Things can go too far by the time of a formal audit of operations to be able to recover from the damage done, unless the whistleblower is willing to provide the board of directors with early warning. And when that happens, the board of directors must act in unison, or even as individuals involved. The recent panic that afflicted the board of directors of a well-known startup company, which confirmed that it was not acting on the order of only one investor to diminish the majesty of the board.
One idea might be to make sure that the larger funds actually have a full-time forensic auditor on their side. I would like to see this auditor visit and spend quality time every month with the internal auditors of the investee companies. There is a lot of money playing here, after all.
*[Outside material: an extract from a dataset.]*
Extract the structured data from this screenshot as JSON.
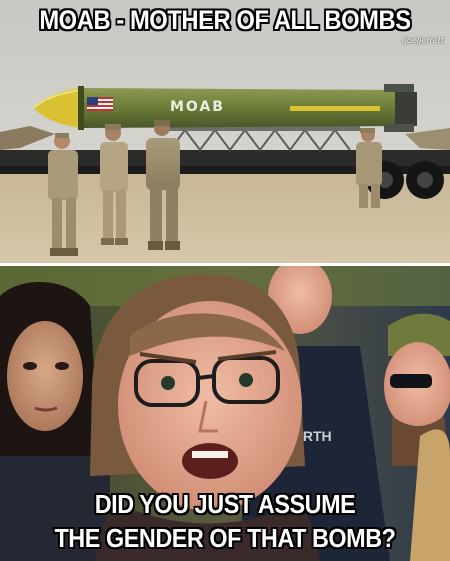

Then there’s the “minor” issue with customer statistics, downloads, or sales, and other technology-related parameters. When it comes to these matters, it is certainly possible for larger funds to run automated checks, both independently and randomly, to ensure that there is no possibility or any incentive for founders to attempt to manipulate the financial numbers. Measuring real growth (or what it is going through), checking whether goals have been achieved etc. is another area where lax management may require a heavy technical approach. Any painful cleaning and squealing of the sort we hear is just par for the course.
Problems may appear elsewhere as well, often in a forest of countless regulatory checkboxes. This is not really easy to treat. This is where I hope the Federation’s Ministry of Finance and Corporate Affairs will make things easier for the founders. Filling out forms is a chore for startups and founders. So, grunge work related to meeting regulatory requirements is something the startup industry itself needs to push to reduce. We need to eliminate compliance obligations, largely and generously, for at least three years.
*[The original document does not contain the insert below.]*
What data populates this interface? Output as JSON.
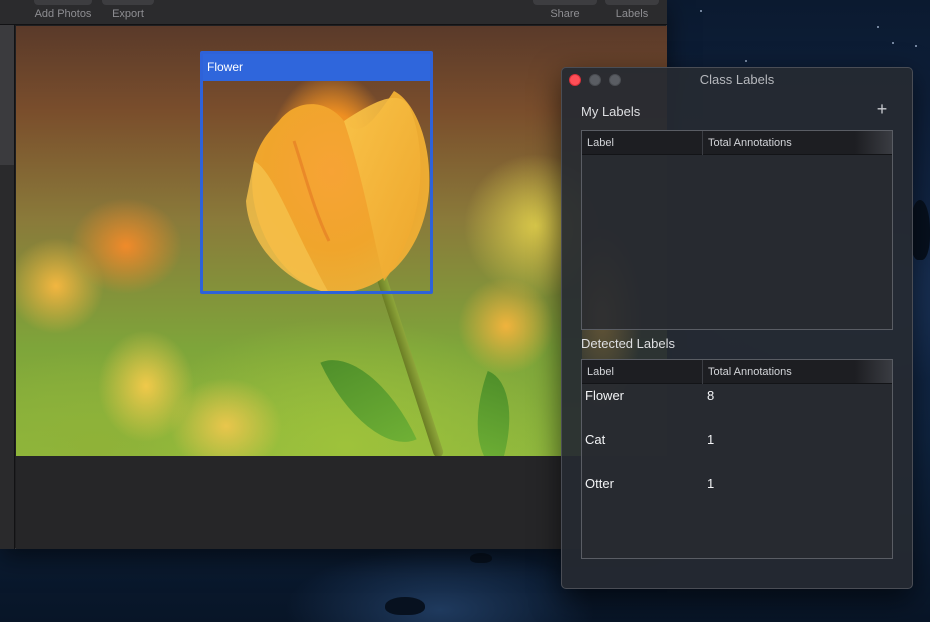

I’m not getting rid of the fact that the founders are really very special people and could be compromised if we don’t. If India is to achieve its goal of becoming a $5 trillion economy soon, we will need multiple orders from unicorns and umicorns to clear the way. Only they hold the secrets to greater growth, employment, and a bright future. Our tech founders are a very special subset of this strain that we need. For now, we hope that venture capital funds are more mature and more geared to managing the surround sound that allows these monos to emerge. If they can eliminate the stray few with pincers, we will avoid the bloodshed of the bulldozers.
With big money comes great responsibility. Good governance is mandatory in a highly globalized sector. Baby companies will feel the heat, at times, but that’s better than the throes of death for an entire ecosystem. Expectations are high on both sides, and they now need to be met.
Dilip Cherian is the founder of Perfect Relationships. He is a member of corporate boards and a member of the investment committees of HNI.